accident.
The sport seats with integrated head restraints, the Audi virtual cockpit, Xenon plus
headlights, multifunction steering wheel, progressive steering, electromechanical
parking brake, the engine start-stop button and the 17-inch lightweight wheels
testify to the high-tech standard of the new Audi TT. Another standard feature is
the MMI radio. Besides and MP3-capable CD drive, it features two card readers,
an Aux-in jack, USB charging and four speakers.
The range of optional equipment is also extensive. Besides the options already
mentioned above, these include the convenience key, the high-beam assist (for
the xenon plus and LED headlights), the interior lighting package, the storage
and luggage compartment package, the ski/snowboard bag, deluxe automatic air
conditioning and privacy glass for the back.
The connectivity package supplements the MMI radio. It includes MMI touch, a
Bluetooth interface and access to the mobile phone’s voice control system.
36/37
www.audi-mediaservices.com
*The collective fuel consumption of all models named above and available on the German
market can be found in the list provided at the end of this BasisInfo.
Customers with particularly sporting ambitions can further hone their TT with the
S line exterior package or the S line sport package. The latter includes 18-inch
wheels, the S line sport suspension and S line badges on the front fenders. The
black interior is home to sport seats in cloth and leather plus the embossed

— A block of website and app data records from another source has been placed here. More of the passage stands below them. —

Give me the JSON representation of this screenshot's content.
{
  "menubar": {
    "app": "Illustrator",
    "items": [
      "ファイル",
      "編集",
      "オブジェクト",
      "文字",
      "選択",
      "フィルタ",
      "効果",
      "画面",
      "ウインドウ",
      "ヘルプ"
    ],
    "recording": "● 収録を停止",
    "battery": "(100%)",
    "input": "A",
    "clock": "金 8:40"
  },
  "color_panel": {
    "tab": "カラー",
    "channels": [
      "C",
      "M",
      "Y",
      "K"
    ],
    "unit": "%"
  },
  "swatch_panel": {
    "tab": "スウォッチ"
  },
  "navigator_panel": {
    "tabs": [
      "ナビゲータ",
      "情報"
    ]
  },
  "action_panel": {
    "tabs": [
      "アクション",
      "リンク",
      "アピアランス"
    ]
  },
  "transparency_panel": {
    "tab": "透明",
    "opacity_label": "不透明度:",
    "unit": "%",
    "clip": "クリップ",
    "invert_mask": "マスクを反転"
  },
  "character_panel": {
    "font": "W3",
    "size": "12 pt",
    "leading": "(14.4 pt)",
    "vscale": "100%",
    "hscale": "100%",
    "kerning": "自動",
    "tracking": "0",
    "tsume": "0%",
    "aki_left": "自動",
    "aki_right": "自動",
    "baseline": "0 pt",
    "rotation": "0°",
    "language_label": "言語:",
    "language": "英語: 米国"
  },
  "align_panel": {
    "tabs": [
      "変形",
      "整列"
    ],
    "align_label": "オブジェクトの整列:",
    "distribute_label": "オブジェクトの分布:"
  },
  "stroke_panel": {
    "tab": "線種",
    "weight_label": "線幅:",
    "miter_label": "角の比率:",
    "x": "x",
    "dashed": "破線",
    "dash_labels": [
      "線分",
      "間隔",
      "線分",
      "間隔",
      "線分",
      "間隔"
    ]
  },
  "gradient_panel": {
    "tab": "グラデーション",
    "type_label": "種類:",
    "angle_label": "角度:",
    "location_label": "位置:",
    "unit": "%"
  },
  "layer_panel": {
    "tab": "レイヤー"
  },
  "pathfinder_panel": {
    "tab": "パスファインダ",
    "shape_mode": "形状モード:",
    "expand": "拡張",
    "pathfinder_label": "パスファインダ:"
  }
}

S logo, inlays in matt brushed aluminum, a special multifunction steering wheel,
extended aluminum look and door sill trims with S line logos.

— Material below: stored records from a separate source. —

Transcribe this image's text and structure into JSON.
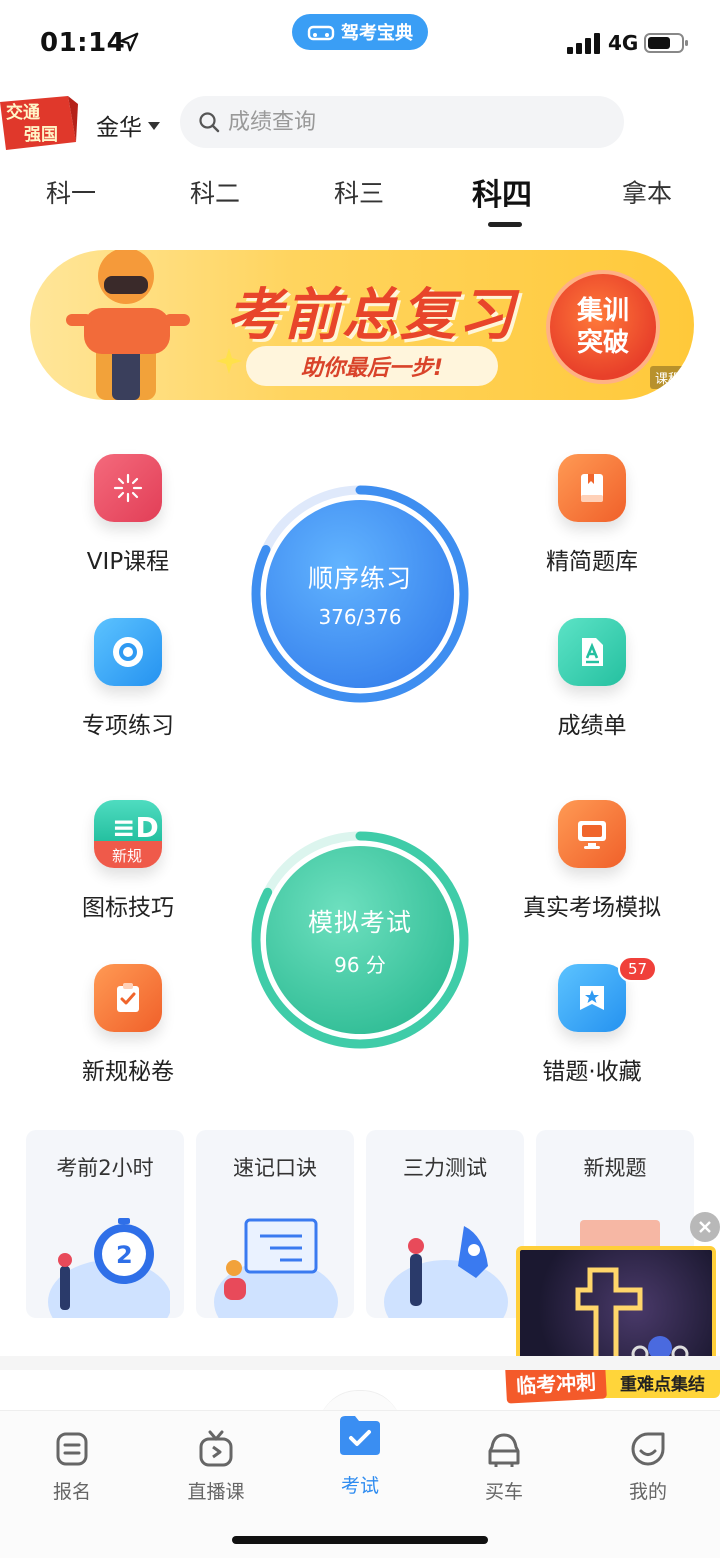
{
  "status_bar": {
    "time": "01:14",
    "network": "4G",
    "app_pill": "驾考宝典"
  },
  "header": {
    "badge_text": "交通强国",
    "city": "金华",
    "search_placeholder": "成绩查询"
  },
  "tabs": [
    {
      "label": "科一",
      "active": false
    },
    {
      "label": "科二",
      "active": false
    },
    {
      "label": "科三",
      "active": false
    },
    {
      "label": "科四",
      "active": true
    },
    {
      "label": "拿本",
      "active": false
    }
  ],
  "banner": {
    "title": "考前总复习",
    "subtitle": "助你最后一步!",
    "cta_line1": "集训",
    "cta_line2": "突破",
    "tag": "课程"
  },
  "features": {
    "vip_course": {
      "label": "VIP课程",
      "icon": "sparkle-icon",
      "color": "#e8455d"
    },
    "concise_bank": {
      "label": "精简题库",
      "icon": "book-icon",
      "color": "#f0652c"
    },
    "special_practice": {
      "label": "专项练习",
      "icon": "target-icon",
      "color": "#2f9af2"
    },
    "score_sheet": {
      "label": "成绩单",
      "icon": "document-icon",
      "color": "#2cc6a5"
    },
    "sign_tips": {
      "label": "图标技巧",
      "icon": "new-rule-icon",
      "badge": "新规",
      "color": "#2cc6a5"
    },
    "real_exam": {
      "label": "真实考场模拟",
      "icon": "monitor-icon",
      "color": "#f0652c"
    },
    "new_rule_secret": {
      "label": "新规秘卷",
      "icon": "clipboard-check-icon",
      "color": "#f0652c"
    },
    "mistakes": {
      "label": "错题·收藏",
      "icon": "star-bookmark-icon",
      "badge": "57",
      "color": "#2f9af2"
    }
  },
  "sequence_practice": {
    "title": "顺序练习",
    "progress": "376/376",
    "fraction": 1.0
  },
  "mock_exam": {
    "title": "模拟考试",
    "score": "96 分",
    "fraction": 0.96
  },
  "shortcuts": [
    {
      "title": "考前2小时",
      "icon": "stopwatch-icon"
    },
    {
      "title": "速记口诀",
      "icon": "whiteboard-icon"
    },
    {
      "title": "三力测试",
      "icon": "rocket-icon"
    },
    {
      "title": "新规题",
      "icon": "new-rule-book-icon"
    }
  ],
  "promo": {
    "tag1": "临考冲刺",
    "tag2": "重难点集结"
  },
  "bottom_nav": [
    {
      "label": "报名",
      "icon": "form-icon",
      "active": false
    },
    {
      "label": "直播课",
      "icon": "tv-icon",
      "active": false
    },
    {
      "label": "考试",
      "icon": "folder-check-icon",
      "active": true
    },
    {
      "label": "买车",
      "icon": "car-icon",
      "active": false
    },
    {
      "label": "我的",
      "icon": "smile-icon",
      "active": false
    }
  ],
  "colors": {
    "accent": "#2f8cf0",
    "sequence_ring": "#3e8ef0",
    "mock_ring": "#3fcca8"
  }
}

Fuel consumption of the models named above:
Audi TT Coupé 2.0 TDI ultra (135 kW):
Combined fuel consumption in l/100 km (US mpg): 4.4 – 4.2 (53.5 – 56.0)**;

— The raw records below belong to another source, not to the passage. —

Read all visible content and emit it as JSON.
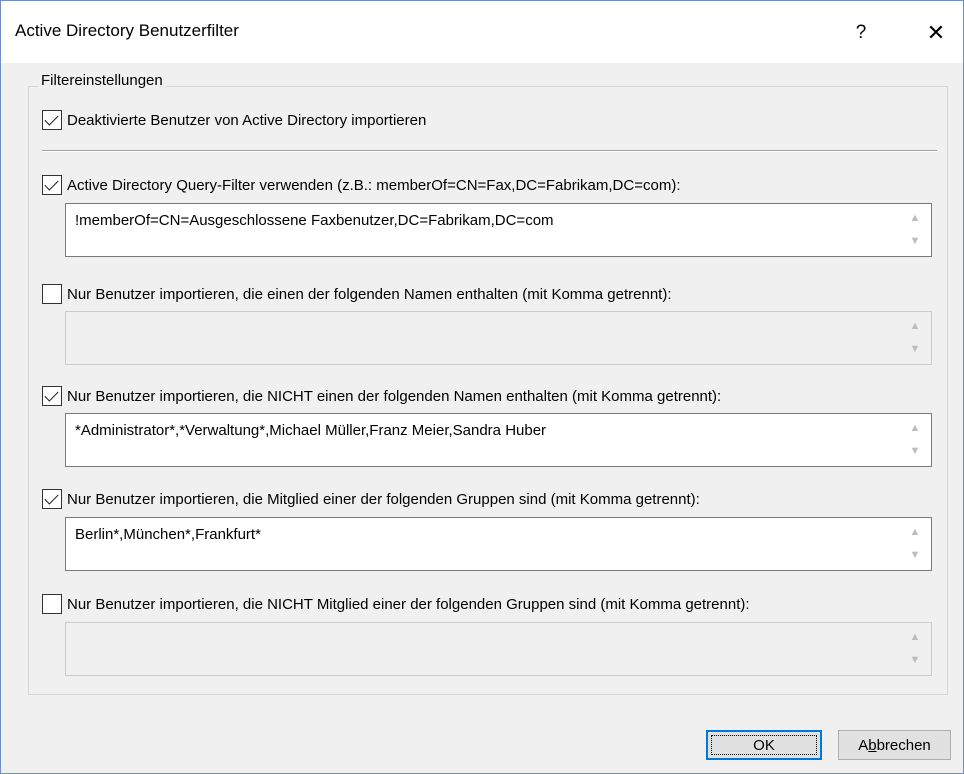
{
  "window": {
    "title": "Active Directory Benutzerfilter",
    "help_label": "?",
    "close_label": "✕"
  },
  "group": {
    "legend": "Filtereinstellungen"
  },
  "options": [
    {
      "label": "Deaktivierte Benutzer von Active Directory importieren",
      "checked": true
    },
    {
      "label": "Active Directory Query-Filter verwenden (z.B.: memberOf=CN=Fax,DC=Fabrikam,DC=com):",
      "checked": true,
      "value": "!memberOf=CN=Ausgeschlossene Faxbenutzer,DC=Fabrikam,DC=com"
    },
    {
      "label": "Nur Benutzer importieren, die einen der folgenden Namen enthalten (mit Komma getrennt):",
      "checked": false,
      "value": ""
    },
    {
      "label": "Nur Benutzer importieren, die NICHT einen der folgenden Namen enthalten (mit Komma getrennt):",
      "checked": true,
      "value": "*Administrator*,*Verwaltung*,Michael Müller,Franz Meier,Sandra Huber"
    },
    {
      "label": "Nur Benutzer importieren, die Mitglied einer der folgenden Gruppen sind (mit Komma getrennt):",
      "checked": true,
      "value": "Berlin*,München*,Frankfurt*"
    },
    {
      "label": "Nur Benutzer importieren, die NICHT Mitglied einer der folgenden Gruppen sind (mit Komma getrennt):",
      "checked": false,
      "value": ""
    }
  ],
  "scroll": {
    "up_icon": "▲",
    "down_icon": "▼"
  },
  "buttons": {
    "ok_label": "OK",
    "cancel_label_prefix": "A",
    "cancel_label_mnemonic": "b",
    "cancel_label_suffix": "brechen"
  },
  "colors": {
    "accent": "#0078d7",
    "background": "#f0f0f0"
  }
}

Combined CO2-emissions in g/km (g/mi): 114 – 110 (183.5 – 177.0)**
Audi TT Coupé 2.0 TFSI (169 kW):
Combined fuel consumption in l/100 km (US mpg): 6.0 – 5.9 (39.2 – 39.9)**;
Combined CO2-emissions in g/km (g/mi): 139 – 137 (223.7 – 220.5)**
Audi TT Coupé 2.0 TFSI S tronic (169 kW):
Combined fuel consumption in l/100 km (US mpg): 6.4 – 6.3 (36.8 – 37.3)**;
Combined CO2-emissions in g/km (g/mi): 148 – 146 (235.0 – 238.2)**
Audi TT Coupé 2.0 TFSI quattro S tronic (169 kW):
Combined fuel consumption in l/100 km (US mpg): 6.5 – 6.4 (36.1 – 36.8)**;
Combined CO2-emissions in g/km (g/mi): 151 – 149 (243.0 – 239.8)**
Audi TTS Coupé 2.0 TFSI quattro (228 kW):
Combined fuel consumption in l/100 km (US mpg): 7.3 – 7.1 (32.2 – 33.1)**;
Combined CO2-emissions in g/km (g/mi): 169 – 164 (272.0 – 264.0)**
Audi TTS Coupé 2.0 TFSI quattro S tronic (228 kW):
Combined fuel consumption in l/100 km (US mpg): 6.9 – 6.8 (34.1 – 34.6)**;
Combined CO2-emissions in g/km (g/mi): 161 – 157 (259.1 – 252.7)**
Audi R8:
Combined fuel consumption in l/100 km (US mpg): 14.9 – 12.4 (15.8 – 19.0)**;
Combined CO2-emissions in g/km (g/mi): 349 – 289 (561.7 – 465.1)**
**A vehicle’s fuel consumption and CO2 emissions vary due to the choice of
wheels and/or tires and not only depend on the vehicle using the fuel efficiently
but are also influenced by the handling and other non-technical factors.
37/37
www.audi-mediaservices.com
*The collective fuel consumption of all models named above and available on the German
market can be found in the list provided at the end of this BasisInfo.
Was this manual useful for you? yes no
Thank you for your participation!

* Your assessment is very important for improving the work of artificial intelligence, which forms the content of this project

Download PDF

advertising